[2] Article 13 of the Treaty of the European Union, Council Directive 2000/43/EC of 29 June 2000 implementing the principle of equal treatment between persons irrespective of racial and ethnic origin - OJ L 180, 19.7.2000, p. 22 - and Council Directive 2000/78/EC of 27 November 2000 establishing a general framework for equal treatment in employment and occupation - OJ L 303, 2.12.2000, p. 303.

[3] Charter of Fundamental Rights of the European Union, 2000 - OJ C 364, 7.12.2000.

[4] “The Hague Programme – Strengthening freedom, security and justice in the EU”, endorsed by the European Council in November 2004.

[5] Proposal for a Council framework decision on combating racism and xenophobia - COM(2001) 664; OJ C 75 E, 26.3.2002.

[6] Commission Financing Decision on the Pilot Project “Fight Against Terrorism”, adopted on 15 September 2005, specifies the way in which the Com, specifies the way in which the Commission intends allocating the € 7 million budget in its counter-terrorism policy.

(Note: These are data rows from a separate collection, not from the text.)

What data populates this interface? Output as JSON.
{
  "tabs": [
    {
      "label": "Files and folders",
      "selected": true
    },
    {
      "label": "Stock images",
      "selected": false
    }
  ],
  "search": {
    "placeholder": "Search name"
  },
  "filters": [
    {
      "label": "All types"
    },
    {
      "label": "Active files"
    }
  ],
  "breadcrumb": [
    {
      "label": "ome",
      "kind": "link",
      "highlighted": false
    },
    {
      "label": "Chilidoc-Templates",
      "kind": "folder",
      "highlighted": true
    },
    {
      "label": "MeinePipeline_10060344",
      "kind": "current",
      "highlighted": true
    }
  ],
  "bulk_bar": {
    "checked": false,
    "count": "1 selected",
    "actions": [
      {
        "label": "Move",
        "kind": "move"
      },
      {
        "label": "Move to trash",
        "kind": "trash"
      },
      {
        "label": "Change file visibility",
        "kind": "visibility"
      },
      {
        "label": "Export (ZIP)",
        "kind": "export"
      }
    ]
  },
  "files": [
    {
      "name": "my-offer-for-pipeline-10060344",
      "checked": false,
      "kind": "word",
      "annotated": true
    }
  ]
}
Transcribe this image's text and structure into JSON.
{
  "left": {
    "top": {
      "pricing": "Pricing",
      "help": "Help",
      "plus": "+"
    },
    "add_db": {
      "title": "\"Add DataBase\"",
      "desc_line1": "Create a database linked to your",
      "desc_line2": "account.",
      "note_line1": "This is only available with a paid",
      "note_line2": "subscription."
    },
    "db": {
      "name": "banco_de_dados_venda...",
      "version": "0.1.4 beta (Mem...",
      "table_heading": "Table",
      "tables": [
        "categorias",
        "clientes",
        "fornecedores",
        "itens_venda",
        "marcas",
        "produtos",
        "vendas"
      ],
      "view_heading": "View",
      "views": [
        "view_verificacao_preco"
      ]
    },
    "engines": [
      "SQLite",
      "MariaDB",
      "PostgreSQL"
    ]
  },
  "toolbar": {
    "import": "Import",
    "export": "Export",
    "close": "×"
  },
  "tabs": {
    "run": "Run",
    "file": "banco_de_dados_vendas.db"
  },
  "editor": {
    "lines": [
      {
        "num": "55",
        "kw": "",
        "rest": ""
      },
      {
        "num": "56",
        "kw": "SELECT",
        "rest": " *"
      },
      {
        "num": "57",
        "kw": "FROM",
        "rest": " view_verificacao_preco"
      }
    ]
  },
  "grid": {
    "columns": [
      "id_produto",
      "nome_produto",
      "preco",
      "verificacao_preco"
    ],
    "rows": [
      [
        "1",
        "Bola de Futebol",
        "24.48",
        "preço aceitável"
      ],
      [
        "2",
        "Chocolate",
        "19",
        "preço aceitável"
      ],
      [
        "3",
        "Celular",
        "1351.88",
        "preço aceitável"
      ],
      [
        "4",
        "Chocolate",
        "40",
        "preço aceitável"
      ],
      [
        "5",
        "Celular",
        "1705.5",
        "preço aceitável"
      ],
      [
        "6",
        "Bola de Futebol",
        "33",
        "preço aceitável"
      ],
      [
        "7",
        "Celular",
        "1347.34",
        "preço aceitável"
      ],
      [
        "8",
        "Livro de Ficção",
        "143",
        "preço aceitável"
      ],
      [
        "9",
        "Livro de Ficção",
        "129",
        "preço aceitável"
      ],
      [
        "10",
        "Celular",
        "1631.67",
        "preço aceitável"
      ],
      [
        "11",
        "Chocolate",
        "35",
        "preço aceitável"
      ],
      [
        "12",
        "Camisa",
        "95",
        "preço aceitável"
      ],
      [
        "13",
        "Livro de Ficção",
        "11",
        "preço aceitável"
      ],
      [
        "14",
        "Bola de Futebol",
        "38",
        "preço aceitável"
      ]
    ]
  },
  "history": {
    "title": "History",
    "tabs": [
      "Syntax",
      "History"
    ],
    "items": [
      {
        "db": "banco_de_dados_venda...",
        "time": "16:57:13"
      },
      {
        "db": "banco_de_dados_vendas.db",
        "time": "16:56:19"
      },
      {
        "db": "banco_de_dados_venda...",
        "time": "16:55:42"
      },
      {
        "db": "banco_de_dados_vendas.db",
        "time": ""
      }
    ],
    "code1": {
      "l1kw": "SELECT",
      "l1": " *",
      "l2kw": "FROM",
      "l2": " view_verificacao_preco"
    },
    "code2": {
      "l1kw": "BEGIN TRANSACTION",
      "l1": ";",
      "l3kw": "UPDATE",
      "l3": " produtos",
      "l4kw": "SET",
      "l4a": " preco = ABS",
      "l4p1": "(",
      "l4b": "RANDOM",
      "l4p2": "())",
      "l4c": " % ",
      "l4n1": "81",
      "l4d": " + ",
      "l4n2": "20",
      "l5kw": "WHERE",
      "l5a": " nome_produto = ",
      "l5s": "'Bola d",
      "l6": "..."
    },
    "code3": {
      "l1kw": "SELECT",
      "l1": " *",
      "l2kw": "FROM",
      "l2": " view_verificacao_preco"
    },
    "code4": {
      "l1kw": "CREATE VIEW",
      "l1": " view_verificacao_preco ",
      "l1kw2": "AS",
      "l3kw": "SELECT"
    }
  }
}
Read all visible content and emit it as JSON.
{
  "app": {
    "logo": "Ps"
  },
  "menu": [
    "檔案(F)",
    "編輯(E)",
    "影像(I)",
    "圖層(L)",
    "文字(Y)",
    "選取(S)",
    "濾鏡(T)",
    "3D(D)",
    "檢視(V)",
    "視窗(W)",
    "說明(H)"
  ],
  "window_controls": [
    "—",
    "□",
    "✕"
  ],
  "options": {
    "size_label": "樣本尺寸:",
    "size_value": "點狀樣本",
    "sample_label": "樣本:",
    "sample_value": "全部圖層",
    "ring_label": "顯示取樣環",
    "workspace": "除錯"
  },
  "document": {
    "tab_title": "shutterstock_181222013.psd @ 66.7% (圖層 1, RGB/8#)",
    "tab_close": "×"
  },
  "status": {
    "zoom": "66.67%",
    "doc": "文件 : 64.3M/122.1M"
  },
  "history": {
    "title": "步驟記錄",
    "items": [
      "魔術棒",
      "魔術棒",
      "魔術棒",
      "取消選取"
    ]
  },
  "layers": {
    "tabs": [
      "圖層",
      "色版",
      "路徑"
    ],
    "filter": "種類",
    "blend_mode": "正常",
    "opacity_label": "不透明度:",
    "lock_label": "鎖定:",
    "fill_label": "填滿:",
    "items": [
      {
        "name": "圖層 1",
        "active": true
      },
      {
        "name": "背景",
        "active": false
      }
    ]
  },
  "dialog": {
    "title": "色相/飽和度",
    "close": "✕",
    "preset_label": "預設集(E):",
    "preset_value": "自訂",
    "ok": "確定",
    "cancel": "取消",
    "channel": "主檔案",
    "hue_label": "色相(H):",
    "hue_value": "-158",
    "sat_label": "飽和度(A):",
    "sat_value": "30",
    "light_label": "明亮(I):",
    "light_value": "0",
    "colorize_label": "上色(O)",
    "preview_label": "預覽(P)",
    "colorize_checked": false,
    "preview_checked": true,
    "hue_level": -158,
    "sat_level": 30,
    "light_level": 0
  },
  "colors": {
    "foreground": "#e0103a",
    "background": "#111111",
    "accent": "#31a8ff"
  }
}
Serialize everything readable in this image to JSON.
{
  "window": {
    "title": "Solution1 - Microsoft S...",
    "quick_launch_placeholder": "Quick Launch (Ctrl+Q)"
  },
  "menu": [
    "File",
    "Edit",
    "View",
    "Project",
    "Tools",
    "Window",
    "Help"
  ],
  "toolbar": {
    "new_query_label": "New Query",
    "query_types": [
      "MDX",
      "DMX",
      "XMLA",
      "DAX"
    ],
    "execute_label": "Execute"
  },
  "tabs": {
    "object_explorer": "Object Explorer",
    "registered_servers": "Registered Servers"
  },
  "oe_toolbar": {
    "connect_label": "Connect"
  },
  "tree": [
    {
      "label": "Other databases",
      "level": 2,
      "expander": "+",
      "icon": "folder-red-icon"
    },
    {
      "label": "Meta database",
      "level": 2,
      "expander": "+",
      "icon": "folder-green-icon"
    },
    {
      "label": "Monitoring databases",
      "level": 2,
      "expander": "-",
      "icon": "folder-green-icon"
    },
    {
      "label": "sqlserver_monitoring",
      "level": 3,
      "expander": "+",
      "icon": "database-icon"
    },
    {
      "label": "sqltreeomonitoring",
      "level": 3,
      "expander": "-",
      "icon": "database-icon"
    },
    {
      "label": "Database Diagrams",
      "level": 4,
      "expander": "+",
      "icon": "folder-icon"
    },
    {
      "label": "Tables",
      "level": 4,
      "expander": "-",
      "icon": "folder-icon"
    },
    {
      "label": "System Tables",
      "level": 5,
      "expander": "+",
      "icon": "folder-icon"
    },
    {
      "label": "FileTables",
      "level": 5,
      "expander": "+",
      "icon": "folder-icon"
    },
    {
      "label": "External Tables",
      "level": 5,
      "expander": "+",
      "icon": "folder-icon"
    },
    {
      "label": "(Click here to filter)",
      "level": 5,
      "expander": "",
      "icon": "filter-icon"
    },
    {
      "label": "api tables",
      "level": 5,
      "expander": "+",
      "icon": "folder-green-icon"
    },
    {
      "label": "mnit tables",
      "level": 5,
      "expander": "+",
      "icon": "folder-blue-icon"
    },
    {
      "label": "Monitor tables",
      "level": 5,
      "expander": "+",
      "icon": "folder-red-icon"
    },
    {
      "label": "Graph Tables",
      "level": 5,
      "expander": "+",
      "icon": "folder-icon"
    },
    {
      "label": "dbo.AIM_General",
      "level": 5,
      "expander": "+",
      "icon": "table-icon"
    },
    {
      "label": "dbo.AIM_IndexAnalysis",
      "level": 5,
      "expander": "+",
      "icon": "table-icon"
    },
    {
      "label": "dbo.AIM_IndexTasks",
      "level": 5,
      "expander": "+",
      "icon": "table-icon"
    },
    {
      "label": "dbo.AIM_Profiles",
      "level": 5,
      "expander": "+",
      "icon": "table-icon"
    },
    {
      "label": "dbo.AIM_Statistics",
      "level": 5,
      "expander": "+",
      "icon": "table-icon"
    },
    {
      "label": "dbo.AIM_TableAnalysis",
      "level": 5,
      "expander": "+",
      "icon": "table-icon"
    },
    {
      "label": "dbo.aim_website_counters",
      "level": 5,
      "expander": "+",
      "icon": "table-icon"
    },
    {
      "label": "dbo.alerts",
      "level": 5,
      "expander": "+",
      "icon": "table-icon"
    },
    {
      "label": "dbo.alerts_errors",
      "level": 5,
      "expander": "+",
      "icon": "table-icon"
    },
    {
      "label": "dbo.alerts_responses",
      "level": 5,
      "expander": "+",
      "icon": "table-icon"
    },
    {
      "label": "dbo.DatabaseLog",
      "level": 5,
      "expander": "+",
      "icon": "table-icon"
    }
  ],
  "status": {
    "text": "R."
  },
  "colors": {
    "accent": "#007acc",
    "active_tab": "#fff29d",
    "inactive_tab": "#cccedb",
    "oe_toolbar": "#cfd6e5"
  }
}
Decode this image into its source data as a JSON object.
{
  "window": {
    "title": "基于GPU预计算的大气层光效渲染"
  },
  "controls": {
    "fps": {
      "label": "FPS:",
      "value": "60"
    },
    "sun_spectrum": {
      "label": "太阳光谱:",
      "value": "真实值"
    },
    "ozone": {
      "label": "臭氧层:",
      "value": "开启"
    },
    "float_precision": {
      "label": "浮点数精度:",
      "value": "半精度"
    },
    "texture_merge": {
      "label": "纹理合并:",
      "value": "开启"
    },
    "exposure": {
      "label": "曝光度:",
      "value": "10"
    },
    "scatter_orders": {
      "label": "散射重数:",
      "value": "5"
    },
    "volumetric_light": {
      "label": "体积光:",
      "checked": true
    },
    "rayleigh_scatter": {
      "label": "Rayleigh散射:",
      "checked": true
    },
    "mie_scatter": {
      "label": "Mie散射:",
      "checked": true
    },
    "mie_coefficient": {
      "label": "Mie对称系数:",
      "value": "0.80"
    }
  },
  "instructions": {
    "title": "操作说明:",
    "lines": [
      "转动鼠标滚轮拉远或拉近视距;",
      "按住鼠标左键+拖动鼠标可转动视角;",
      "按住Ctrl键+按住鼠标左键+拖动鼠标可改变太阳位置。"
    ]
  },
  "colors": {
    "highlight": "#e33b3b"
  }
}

[7] Article 22a of Directive 97/36/EC of the European Parliament and of the Council of 30 June 1997 on the coordination of certain provisions laid down by law, regulation or administrative action in Member States concerning the pursuit of television broadcasting activities (Television without Frontiers Directive).

[8] Article 2(4) of the “Television without Frontiers” Directive.

[9] The re-transmission of Al Manar by all relevant EU Member States with satellite capacity, in this case France (Eutelsat), the Netherlands (NSS) and Spain (Hispasat), has been prohbited.

[10] Directive 2000/31/EC of the European Parliament and the Council of 8 June 2000 on certain legal aspects of information society services, in particular electronic commerce, in the Internal Market (Directive on electronic commerce) - OJ L 178, 17.7.2000, p. 1.

[11] Communication to the Council, the European Parliament and the European Central Bank on the application to financial services of Articles 3(4) to (6) of the Electronic Commerce Directive - COM(2003) 259.

[12] Intermediaries defined in Article 12(1) of the E-Commerce Directive (mere conduit).

[13] Intermediaries defined in Article 13(1) of the E-Commerce Directive.

[14] Intermediaries defined in Article 14(1) of the E-Commerce Directive.

[15] Articles 12(3), 13(2) and 14(3) of the E-Commerce Directive.

[16] Proposal for a decision of the European Parliament and the Council establishing the Culture 2007 programme (2007-2013) - COM(2004) 469, 14.7.2004.

[17] Proposal for a decision of the European Parliament and the Council establishing for the period 2007-2013 the programme “Citizens for Europe” to promote active European citizenship - COM(2005) 116, 6.4.2005.

[18] Communication from the Commission to the Council and the European Parliament, the European Economic and Social Committee and the Committee of the Regions: A Common Agenda for Integration – Framework for the Integration of third-country nationals in the European Union - COM(2005) 389, 1.9.2005.

[19] Council Directive 2000/43/EC and Council Directive 2000/78/EC, see footnote 2.

[20] Held in Rome, 30-31 October 2003.

[21] ‘The requirements of fundamental human rights in the framework of the measures of prevention of violent radicalisation and recruitment of potential terrorists’ – Opinion no. 3-2005, 23.8.2005;

[22] The EUMC is currently preparing a report on “Migrants’ Experiences of Racism and Discrimination”.

[23] The EUMC presented in April 2005 a report on Racist Violence in the 15 Member States.

[24] The EUMC is currently preparing two reports on this issue.

[25] See also COM(2005) 311 "Proposal for a Joint Declaration by the Council, the European Parliament and the Commission on the European Union Development Policy "The European Consensus".

[26] European Initiative for Democracy and Human Rights Programming Document 2002-2004. Adopted by the Commission on 20 December 2001.

[27] Communication to the Council and the European Parliament on the Prevention of and the Fight against Terrorist Financing - COM(2004) 700.